Z

My Morning Jacket, Live at the Keller Auditorium

Over the years, My Morning Jacket has built a reputation as one of the best live acts in the world, an assertion with which I would emphatically agree, based on the several MMJ concerts I have witnessed over the years.  Though there were a few moments that came close to reaching the peaks of past shows, the overall experience from Wednesday night was more of a mixed bag, with a generally tentative performance that saw the band attempting to shake off some rust in kicking off the fall leg of their tour.  Then again, that may be merely the complaints of an overly pessimistic critic/spoiled fan; it is hard to come away disappointed when you get to hear beautiful rarities like “Bermuda Highway” or rock out to “Mahgeetah” and “One Big Holiday”.

An attempt to capture one of the more spectacular lighting effects.

An attempt to capture one of the more spectacular lighting effects.

Perhaps we are speaking from a mild case of bitterness, since as a part of “My Morning Jacket Week” we highlighted the song “Lay Low” and the group’s ability to rip out some amazing covers, and ended the night with neither.  But it does speak to the depth of the band’s catalog that they could leave out staples like “Steam Engine”, “Phone Went West”, or “Dondante” and still construct a solid setlist.  The show was heavy on material from their latest album, The Waterfall, and while there is still a lot to that record that feels underwhelming, the songs do gain an additional spark in a live setting.  The album’s best tracks, “Tropics (Erase Traces)” and “Only Memories Remain”, sound even better live, with the former exploding with energy and the latter stretched to an epic length and augmented by some excellent solos.

The band did not say a word to the crowd the entire night, and frontman Jim James was cautious with his movements, with a slowed-down version of the duckwalk being his sole bit of showmanship (aside from the traditional donning of the cloak for “Touch Me I’m Going To Scream Pt. 2”).  There were a couple of moments where different members missed a line or added a beat, or even failing to figure out when a song should end, and the soundboard had problems with the mix for most of the night.  But there were several moments where everything synced up perfectly, such as the dazzling light display for “At Dawn” or the dip into crowd favorites from the Z era with “Wordless Chorus” and “Off the Record”.  And once again, the band showed their knack for reworking their older material, with thrilling renditions of “Master Plan” and “Knot Comes Loose”.

A view of "At Dawn" from approximately Hillsboro.

A view of “At Dawn” from approximately Hillsboro.

Opener Strand of Oaks impressed the early crowd and made several new fans that night.  They initially impressed with some excellent metal-leaning chops, and then won over the audience with their tale of driving 31 hours from Champaign, Illinois to make the gig that night to play with their heroes.  They took a risk with some of their more downbeat material that followed, but finished up with a fantastic slow-building closer that had the crowd amped for the main event.

Feats of Strength: My Morning Jacket

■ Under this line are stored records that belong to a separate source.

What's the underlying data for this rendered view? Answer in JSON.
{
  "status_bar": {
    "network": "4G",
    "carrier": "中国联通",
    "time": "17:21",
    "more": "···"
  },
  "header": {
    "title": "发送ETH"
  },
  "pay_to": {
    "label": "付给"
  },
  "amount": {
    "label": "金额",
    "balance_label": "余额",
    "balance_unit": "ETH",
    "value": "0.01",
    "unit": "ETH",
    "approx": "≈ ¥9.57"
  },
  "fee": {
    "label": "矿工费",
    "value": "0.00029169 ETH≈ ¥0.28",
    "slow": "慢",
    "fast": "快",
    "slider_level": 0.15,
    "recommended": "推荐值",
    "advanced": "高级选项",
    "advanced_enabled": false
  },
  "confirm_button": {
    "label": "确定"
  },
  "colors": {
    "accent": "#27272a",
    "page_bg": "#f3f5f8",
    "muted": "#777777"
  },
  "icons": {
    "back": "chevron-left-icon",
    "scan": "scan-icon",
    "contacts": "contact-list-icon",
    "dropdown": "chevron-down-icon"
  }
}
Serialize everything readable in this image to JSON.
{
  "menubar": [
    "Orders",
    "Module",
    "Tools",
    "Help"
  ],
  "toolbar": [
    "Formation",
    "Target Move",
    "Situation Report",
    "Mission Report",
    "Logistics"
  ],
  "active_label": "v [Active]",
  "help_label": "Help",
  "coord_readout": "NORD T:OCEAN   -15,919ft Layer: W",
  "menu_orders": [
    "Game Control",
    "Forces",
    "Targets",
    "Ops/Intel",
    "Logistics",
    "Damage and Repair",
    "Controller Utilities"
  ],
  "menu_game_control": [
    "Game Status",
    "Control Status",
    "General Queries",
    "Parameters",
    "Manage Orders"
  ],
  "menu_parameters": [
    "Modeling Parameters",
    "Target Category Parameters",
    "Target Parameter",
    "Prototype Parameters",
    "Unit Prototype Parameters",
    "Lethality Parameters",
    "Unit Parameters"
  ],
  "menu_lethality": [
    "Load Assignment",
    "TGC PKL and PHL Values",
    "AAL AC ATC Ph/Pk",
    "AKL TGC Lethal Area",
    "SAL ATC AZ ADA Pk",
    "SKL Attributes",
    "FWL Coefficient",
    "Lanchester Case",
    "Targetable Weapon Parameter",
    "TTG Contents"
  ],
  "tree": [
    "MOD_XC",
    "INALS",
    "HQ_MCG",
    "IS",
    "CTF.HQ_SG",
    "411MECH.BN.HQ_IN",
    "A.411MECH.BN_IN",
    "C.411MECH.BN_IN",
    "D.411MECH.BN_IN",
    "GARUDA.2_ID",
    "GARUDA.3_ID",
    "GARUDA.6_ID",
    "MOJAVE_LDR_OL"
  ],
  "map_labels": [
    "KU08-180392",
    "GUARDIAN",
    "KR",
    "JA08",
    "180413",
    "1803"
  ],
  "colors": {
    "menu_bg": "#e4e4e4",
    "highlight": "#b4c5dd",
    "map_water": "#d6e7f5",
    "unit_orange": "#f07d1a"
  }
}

In honor of their show Wednesday night at the Keller Auditorium, we are declaring this to be My Morning Jacket Week.  Today, we take a closer look at one of their greatest songs, “Lay Low”.

My Morning Jacket broke through with the critically-acclaimed album Z, a diverse record that saw the band expand their sound by incorporating numerous diverse influences (including dub and reggae) into their brand of gothic Southern rock.  Not only was it an artistic triumph, it was a commercial success, as it served as an introduction for many to one of the best-kept secrets in indie rock.  I was personally able to convert many of my friends into fans with the help of both Z and the accompanying live album Okonokos, and they have remained devoted to the band to this day as a result.

The centerpiece of the record is the power ballad “Lay Low”, which endures as a highlight of the band’s live show.  The song is broken up into two parts, a tender, but groovy, first half, and an instrumental outro which features a blistering guitar solo from frontman Jim James.  The brilliant solo itself is an obvious draw, a great blend of musicianship and showmanship–it features a beautiful melody that captivates the audience, while also throwing in a handful of flourishes like a series of quick hammer-ons and deep slow bends, that show off some technical chops without drifting into “wankery”, for lack of a better word.

However, it is how James’s solo is incorporated with the rest of the band that makes “Lay Low” such a great song.  Throughout the solo, the other members are complementing James’s work and laying down an excellent foundation, including Carl Broemel’s second guitar counterpoint melody.  The song’s climax is when all five members lock into this wonderful groove, in a moment that still gives me chills to this day.  It is captured perfectly in the video from Okonokos embedded above, when at the 5:05 mark the camera switches to a center-band shot that zooms out until everyone is in view.

It is not just the solo, but the work of the whole band, that created such a masterpiece.